Review the Draft Recreation Master Plan Overview Boards

Each of the following display boards represent a section of the Draft Recreation Master Plan. They are included as pdf downloads so you can review each at your convenience.

Stave West - Mission Interpretive Forrest

Potential – Unleashed

Take just one step intfallso Mission’s Interpretive Forest, and you can imagine the possibilities. These 5,000 hectares of spectacular forest land, streams, lakes and waterfalls provide the ideal setting for an outdoor recreation hub in the District of Mission.

This incredible opportunity for Mission is about more than recreation. As an area with provincially-recognized “Interpretive Forest” status, combined with our relationship with First Nations communities and stakeholder groups, Stave West has the potential to be a leader in education, promoting aboriginal culture and history and sustainable
forestry.

How did we get here?

Like all good projects, everything starts with a vision. The District of Mission, First Nations communities, the Province of British Columbia, and many other stakeholders have all joined together to create a plan for this area that will be transformational.

First, some history…

In 1958, the District of Mission was granted Tree Farm License 26 (TFL26) and operates one of only two working municipal forests in the province.
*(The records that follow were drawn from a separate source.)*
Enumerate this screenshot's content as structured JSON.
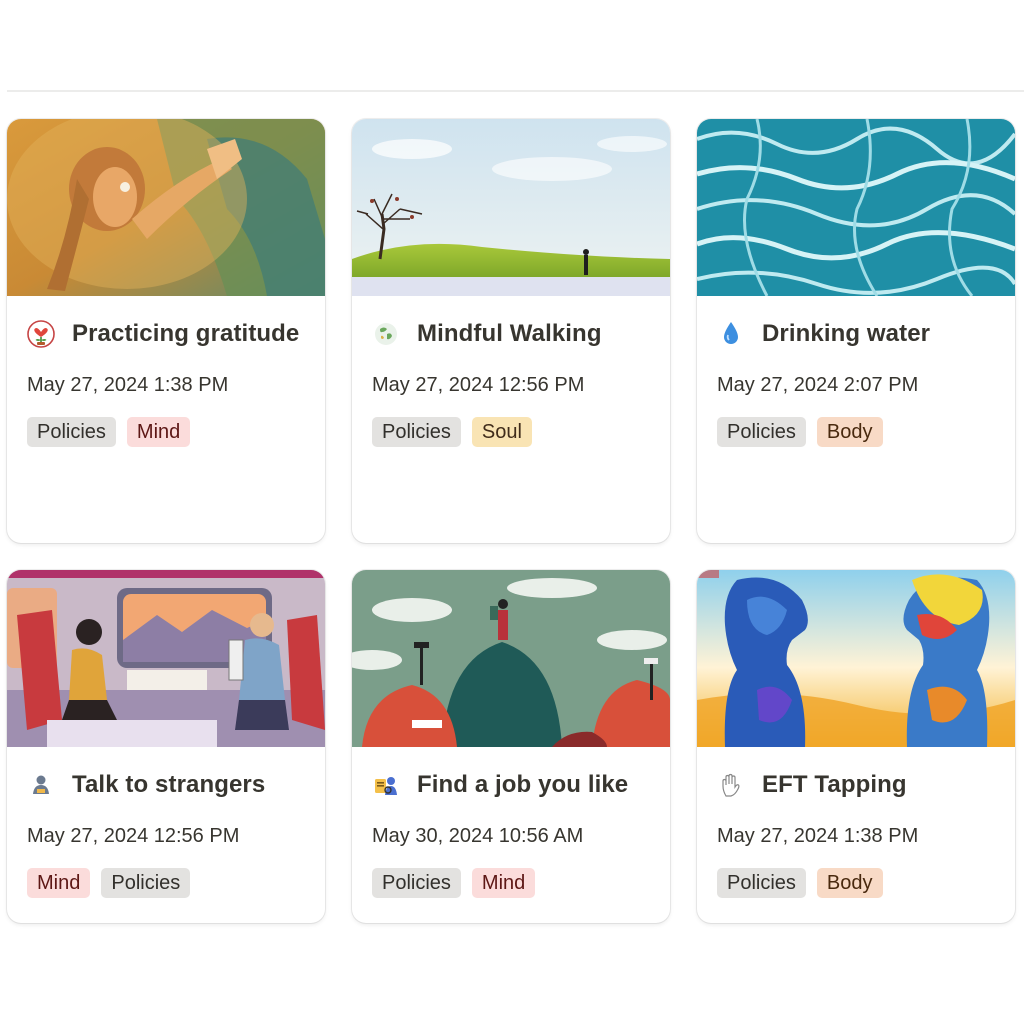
{
  "cards": [
    {
      "title": "Practicing gratitude",
      "date": "May 27, 2024 1:38 PM",
      "icon": "heart-plant-icon",
      "cover": "woman-praying-painting",
      "tags": [
        {
          "label": "Policies",
          "bg": "#e3e2e0",
          "fg": "#32302c"
        },
        {
          "label": "Mind",
          "bg": "#fbdcdb",
          "fg": "#5d1715"
        }
      ]
    },
    {
      "title": "Mindful Walking",
      "date": "May 27, 2024 12:56 PM",
      "icon": "earth-icon",
      "cover": "tree-on-green-hill",
      "tags": [
        {
          "label": "Policies",
          "bg": "#e3e2e0",
          "fg": "#32302c"
        },
        {
          "label": "Soul",
          "bg": "#f9e4b4",
          "fg": "#402c1b"
        }
      ]
    },
    {
      "title": "Drinking water",
      "date": "May 27, 2024 2:07 PM",
      "icon": "water-drop-icon",
      "cover": "pool-water-ripples",
      "tags": [
        {
          "label": "Policies",
          "bg": "#e3e2e0",
          "fg": "#32302c"
        },
        {
          "label": "Body",
          "bg": "#f8dac6",
          "fg": "#49290e"
        }
      ]
    },
    {
      "title": "Talk to strangers",
      "date": "May 27, 2024 12:56 PM",
      "icon": "people-icon",
      "cover": "train-passengers-illustration",
      "tags": [
        {
          "label": "Mind",
          "bg": "#fbdcdb",
          "fg": "#5d1715"
        },
        {
          "label": "Policies",
          "bg": "#e3e2e0",
          "fg": "#32302c"
        }
      ]
    },
    {
      "title": "Find a job you like",
      "date": "May 30, 2024 10:56 AM",
      "icon": "search-job-icon",
      "cover": "hiker-on-hills-illustration",
      "tags": [
        {
          "label": "Policies",
          "bg": "#e3e2e0",
          "fg": "#32302c"
        },
        {
          "label": "Mind",
          "bg": "#fbdcdb",
          "fg": "#5d1715"
        }
      ]
    },
    {
      "title": "EFT Tapping",
      "date": "May 27, 2024 1:38 PM",
      "icon": "hand-tapping-icon",
      "cover": "watercolor-heads",
      "tags": [
        {
          "label": "Policies",
          "bg": "#e3e2e0",
          "fg": "#32302c"
        },
        {
          "label": "Body",
          "bg": "#f8dac6",
          "fg": "#49290e"
        }
      ]
    }
  ]
}
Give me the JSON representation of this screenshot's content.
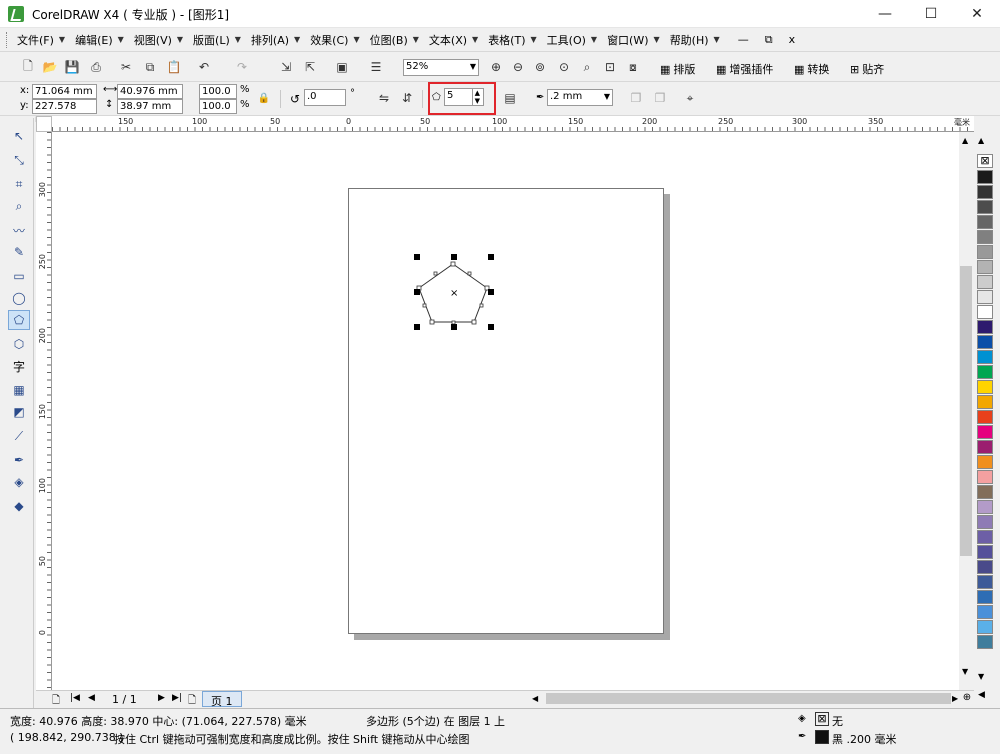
{
  "window": {
    "title": "CorelDRAW X4 ( 专业版 ) - [图形1]",
    "min_glyph": "—",
    "max_glyph": "☐",
    "close_glyph": "✕"
  },
  "menu": {
    "items": [
      "文件(F)",
      "编辑(E)",
      "视图(V)",
      "版面(L)",
      "排列(A)",
      "效果(C)",
      "位图(B)",
      "文本(X)",
      "表格(T)",
      "工具(O)",
      "窗口(W)",
      "帮助(H)"
    ],
    "mdi_min": "—",
    "mdi_restore": "⧉",
    "mdi_close": "x"
  },
  "standard_toolbar": {
    "zoom": "52%",
    "btn_layout": "排版",
    "btn_plugin": "增强插件",
    "btn_convert": "转换",
    "btn_snap": "贴齐"
  },
  "property_bar": {
    "x_label": "x:",
    "y_label": "y:",
    "x": "71.064 mm",
    "y": "227.578 mm",
    "width": "40.976 mm",
    "height": "38.97 mm",
    "scale_x": "100.0",
    "scale_y": "100.0",
    "pct": "%",
    "rotation": ".0",
    "degree": "°",
    "sides": "5",
    "outline_width": ".2 mm"
  },
  "rulers": {
    "unit": "毫米",
    "h_labels": [
      "150",
      "100",
      "50",
      "0",
      "50",
      "100",
      "150",
      "200",
      "250",
      "300",
      "350"
    ],
    "v_labels": [
      "300",
      "250",
      "200",
      "150",
      "100",
      "50",
      "0"
    ]
  },
  "page_nav": {
    "counter": "1 / 1",
    "tab": "页 1"
  },
  "status": {
    "line1_left": "宽度: 40.976  高度: 38.970  中心: (71.064, 227.578)  毫米",
    "line1_mid": "多边形 (5个边) 在 图层 1 上",
    "line2_left": "( 198.842, 290.738 )",
    "line2_hint": "按住 Ctrl 键拖动可强制宽度和高度成比例。按住 Shift 键拖动从中心绘图",
    "fill_label": "无",
    "outline_label": "黑  .200 毫米"
  },
  "palette_colors": [
    "#1a1a1a",
    "#333333",
    "#4d4d4d",
    "#666666",
    "#808080",
    "#999999",
    "#b3b3b3",
    "#cccccc",
    "#e6e6e6",
    "#ffffff",
    "#2e1a6e",
    "#0a4ea8",
    "#0091d2",
    "#00a651",
    "#ffd400",
    "#f3a700",
    "#e8401c",
    "#e5007f",
    "#9b1e6f",
    "#f08f1e",
    "#f4a0a0",
    "#826e5a",
    "#b39bc8",
    "#8e7bb5",
    "#6d5fa6",
    "#55509a",
    "#494a8a",
    "#3d5a98",
    "#2e6db4",
    "#4a90d9",
    "#5ab0e8",
    "#3f7d9c"
  ],
  "accent": "#e0252b"
}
For over 55 years, this responsibly forested area has been a significant source of revenue for the municipality. While the area has attracted some informal recreational activities over the years, in 2011, the Province of British Columbia granted a portion of TFL26 with Interpretive Forest status. This status enables Mission to develop the area for organized outdoor recreation and tourism opportunities while still operating a working forest.

Since that time, the District of Mission, along with First Nations communities, Ministry of Forests, Lands and Natural Resource Operations, North Fraser Investment Pilot Project, Fraser Valley Regional District, Experience the Fraser, Mission Tourism Committee, and various recreation user groups have completed Phase 1 of the plan.
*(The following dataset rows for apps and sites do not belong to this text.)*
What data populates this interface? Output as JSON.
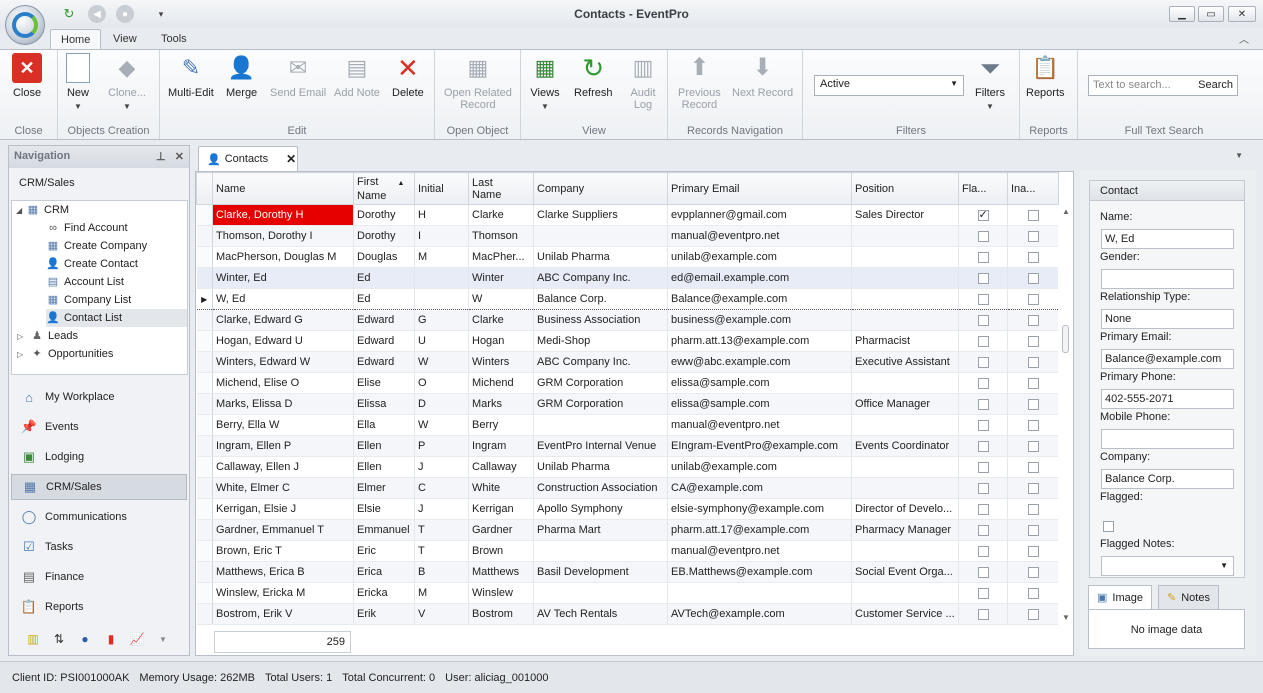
{
  "window": {
    "title": "Contacts - EventPro"
  },
  "ribbon_tabs": [
    {
      "label": "Home"
    },
    {
      "label": "View"
    },
    {
      "label": "Tools"
    }
  ],
  "ribbon": {
    "groups": {
      "close": "Close",
      "objects_creation": "Objects Creation",
      "edit": "Edit",
      "open_object": "Open Object",
      "view": "View",
      "records_navigation": "Records Navigation",
      "filters": "Filters",
      "reports": "Reports",
      "full_text_search": "Full Text Search"
    },
    "buttons": {
      "close": "Close",
      "new": "New",
      "clone": "Clone...",
      "multi_edit": "Multi-Edit",
      "merge": "Merge",
      "send_email": "Send Email",
      "add_note": "Add Note",
      "delete": "Delete",
      "open_related_1": "Open Related",
      "open_related_2": "Record",
      "views": "Views",
      "refresh": "Refresh",
      "audit_1": "Audit",
      "audit_2": "Log",
      "prev_1": "Previous",
      "prev_2": "Record",
      "next_record": "Next Record",
      "filters": "Filters",
      "reports": "Reports"
    },
    "filter_value": "Active",
    "search_placeholder": "Text to search...",
    "search_button": "Search"
  },
  "navigation": {
    "title": "Navigation",
    "section": "CRM/Sales",
    "tree": {
      "crm": "CRM",
      "find_account": "Find Account",
      "create_company": "Create Company",
      "create_contact": "Create Contact",
      "account_list": "Account List",
      "company_list": "Company List",
      "contact_list": "Contact List",
      "leads": "Leads",
      "opportunities": "Opportunities"
    },
    "items": [
      {
        "label": "My Workplace"
      },
      {
        "label": "Events"
      },
      {
        "label": "Lodging"
      },
      {
        "label": "CRM/Sales"
      },
      {
        "label": "Communications"
      },
      {
        "label": "Tasks"
      },
      {
        "label": "Finance"
      },
      {
        "label": "Reports"
      }
    ]
  },
  "document_tab": {
    "label": "Contacts"
  },
  "grid": {
    "columns": {
      "name": "Name",
      "first_name_1": "First",
      "first_name_2": "Name",
      "initial": "Initial",
      "last_name_1": "Last",
      "last_name_2": "Name",
      "company": "Company",
      "primary_email": "Primary Email",
      "position": "Position",
      "flagged": "Fla...",
      "inactive": "Ina..."
    },
    "rows": [
      {
        "name": "Clarke, Dorothy H",
        "first": "Dorothy",
        "initial": "H",
        "last": "Clarke",
        "company": "Clarke Suppliers",
        "email": "evpplanner@gmail.com",
        "position": "Sales Director",
        "flagged": true,
        "inactive": false
      },
      {
        "name": "Thomson, Dorothy I",
        "first": "Dorothy",
        "initial": "I",
        "last": "Thomson",
        "company": "",
        "email": "manual@eventpro.net",
        "position": "",
        "flagged": false,
        "inactive": false
      },
      {
        "name": "MacPherson, Douglas M",
        "first": "Douglas",
        "initial": "M",
        "last": "MacPher...",
        "company": "Unilab Pharma",
        "email": "unilab@example.com",
        "position": "",
        "flagged": false,
        "inactive": false
      },
      {
        "name": "Winter, Ed",
        "first": "Ed",
        "initial": "",
        "last": "Winter",
        "company": "ABC Company Inc.",
        "email": "ed@email.example.com",
        "position": "",
        "flagged": false,
        "inactive": false
      },
      {
        "name": "W, Ed",
        "first": "Ed",
        "initial": "",
        "last": "W",
        "company": "Balance Corp.",
        "email": "Balance@example.com",
        "position": "",
        "flagged": false,
        "inactive": false
      },
      {
        "name": "Clarke, Edward G",
        "first": "Edward",
        "initial": "G",
        "last": "Clarke",
        "company": "Business Association",
        "email": "business@example.com",
        "position": "",
        "flagged": false,
        "inactive": false
      },
      {
        "name": "Hogan, Edward U",
        "first": "Edward",
        "initial": "U",
        "last": "Hogan",
        "company": "Medi-Shop",
        "email": "pharm.att.13@example.com",
        "position": "Pharmacist",
        "flagged": false,
        "inactive": false
      },
      {
        "name": "Winters, Edward W",
        "first": "Edward",
        "initial": "W",
        "last": "Winters",
        "company": "ABC Company Inc.",
        "email": "eww@abc.example.com",
        "position": "Executive Assistant",
        "flagged": false,
        "inactive": false
      },
      {
        "name": "Michend, Elise O",
        "first": "Elise",
        "initial": "O",
        "last": "Michend",
        "company": "GRM Corporation",
        "email": "elissa@sample.com",
        "position": "",
        "flagged": false,
        "inactive": false
      },
      {
        "name": "Marks, Elissa D",
        "first": "Elissa",
        "initial": "D",
        "last": "Marks",
        "company": "GRM Corporation",
        "email": "elissa@sample.com",
        "position": "Office Manager",
        "flagged": false,
        "inactive": false
      },
      {
        "name": "Berry, Ella W",
        "first": "Ella",
        "initial": "W",
        "last": "Berry",
        "company": "",
        "email": "manual@eventpro.net",
        "position": "",
        "flagged": false,
        "inactive": false
      },
      {
        "name": "Ingram, Ellen P",
        "first": "Ellen",
        "initial": "P",
        "last": "Ingram",
        "company": "EventPro Internal Venue",
        "email": "EIngram-EventPro@example.com",
        "position": "Events Coordinator",
        "flagged": false,
        "inactive": false
      },
      {
        "name": "Callaway, Ellen J",
        "first": "Ellen",
        "initial": "J",
        "last": "Callaway",
        "company": "Unilab Pharma",
        "email": "unilab@example.com",
        "position": "",
        "flagged": false,
        "inactive": false
      },
      {
        "name": "White, Elmer C",
        "first": "Elmer",
        "initial": "C",
        "last": "White",
        "company": "Construction Association",
        "email": "CA@example.com",
        "position": "",
        "flagged": false,
        "inactive": false
      },
      {
        "name": "Kerrigan, Elsie J",
        "first": "Elsie",
        "initial": "J",
        "last": "Kerrigan",
        "company": "Apollo Symphony",
        "email": "elsie-symphony@example.com",
        "position": "Director of Develo...",
        "flagged": false,
        "inactive": false
      },
      {
        "name": "Gardner, Emmanuel T",
        "first": "Emmanuel",
        "initial": "T",
        "last": "Gardner",
        "company": "Pharma Mart",
        "email": "pharm.att.17@example.com",
        "position": "Pharmacy Manager",
        "flagged": false,
        "inactive": false
      },
      {
        "name": "Brown, Eric T",
        "first": "Eric",
        "initial": "T",
        "last": "Brown",
        "company": "",
        "email": "manual@eventpro.net",
        "position": "",
        "flagged": false,
        "inactive": false
      },
      {
        "name": "Matthews, Erica B",
        "first": "Erica",
        "initial": "B",
        "last": "Matthews",
        "company": "Basil Development",
        "email": "EB.Matthews@example.com",
        "position": "Social Event Orga...",
        "flagged": false,
        "inactive": false
      },
      {
        "name": "Winslew, Ericka M",
        "first": "Ericka",
        "initial": "M",
        "last": "Winslew",
        "company": "",
        "email": "",
        "position": "",
        "flagged": false,
        "inactive": false
      },
      {
        "name": "Bostrom, Erik V",
        "first": "Erik",
        "initial": "V",
        "last": "Bostrom",
        "company": "AV Tech Rentals",
        "email": "AVTech@example.com",
        "position": "Customer Service ...",
        "flagged": false,
        "inactive": false
      }
    ],
    "record_count": "259"
  },
  "contact_panel": {
    "title": "Contact",
    "name_label": "Name:",
    "name": "W, Ed",
    "gender_label": "Gender:",
    "gender": "",
    "relationship_label": "Relationship Type:",
    "relationship": "None",
    "email_label": "Primary Email:",
    "email": "Balance@example.com",
    "phone_label": "Primary Phone:",
    "phone": "402-555-2071",
    "mobile_label": "Mobile Phone:",
    "mobile": "",
    "company_label": "Company:",
    "company": "Balance Corp.",
    "flagged_label": "Flagged:",
    "flagged_notes_label": "Flagged Notes:",
    "image_tab": "Image",
    "notes_tab": "Notes",
    "no_image": "No image data"
  },
  "status": {
    "client_id": "Client ID: PSI001000AK",
    "memory": "Memory Usage: 262MB",
    "total_users": "Total Users: 1",
    "total_concurrent": "Total Concurrent: 0",
    "user": "User: aliciag_001000"
  }
}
Phase One:

2009 Recreation Feasibility Study with public open houseskids on rock

2010 Employment Impact Study

2011-2015 Five-year license of occupation granted to Tim Horton Children’s Foundation

2011-2012 Ongoing First Nation, stakeholder and tourism industry consultation

2014 Funding approval for Recreation Master Plan

Phase Two: Recreation Master Plan Team

The Team is now putting together a work plan for the next 10 months that will involve research into best practices as well as user group and community consultations to form a master plan that will guide setting the course for this ecotourism destination

Building on success: Sayres Lake

Residents and visitors haSarres lakeve been enjoying the natural surroundings of Stave West for many years. In 2013, the Province of British Columbia created a 40-site campground on Sayres Lake, where hundreds of   outdoor enthusiasts spent time camping, boating, fishing, hiking and swimming. The campground, managed by Kwantlen First Nation, is  supervised and open from May 1 to Thanksgiving each year.

The Stave West area has also been home to the Zajac Ranch for decades, offering life changing camp experiences to children and young adults who face chronic, life-threatening or debilitating conditions. The success of the Zajac Ranch will be complemented by the proposed Tim Horton Children’s Foundation Camp on Pine Lake that will serve economically  disadvantaged children from across British Columbia. Stave West is well poised to become a hub for outdoor recreation.

 

 

Public Consultation

Stave West Public Questionnaire
Public Questionnaire Results now Available [PDF]

Join us on the journey
Our second round of public consultation is now complete. Thank you to everyone who came out to join us for an open house or completed our online and paper questionnaires. Stay tuned for updates as the project progresses.

The results from the second (spring/summer 2014) public questionnaire are now available.

Download a copy [PDF] We have also attached copies of the poster boards that were displayed at the first set of open houses for your information.  Open House Board – Introduction, Open House Board – background and Open House Board – Aboriginal Communities – Collaboration and Learning.

You can email us at StaveWest@mission.ca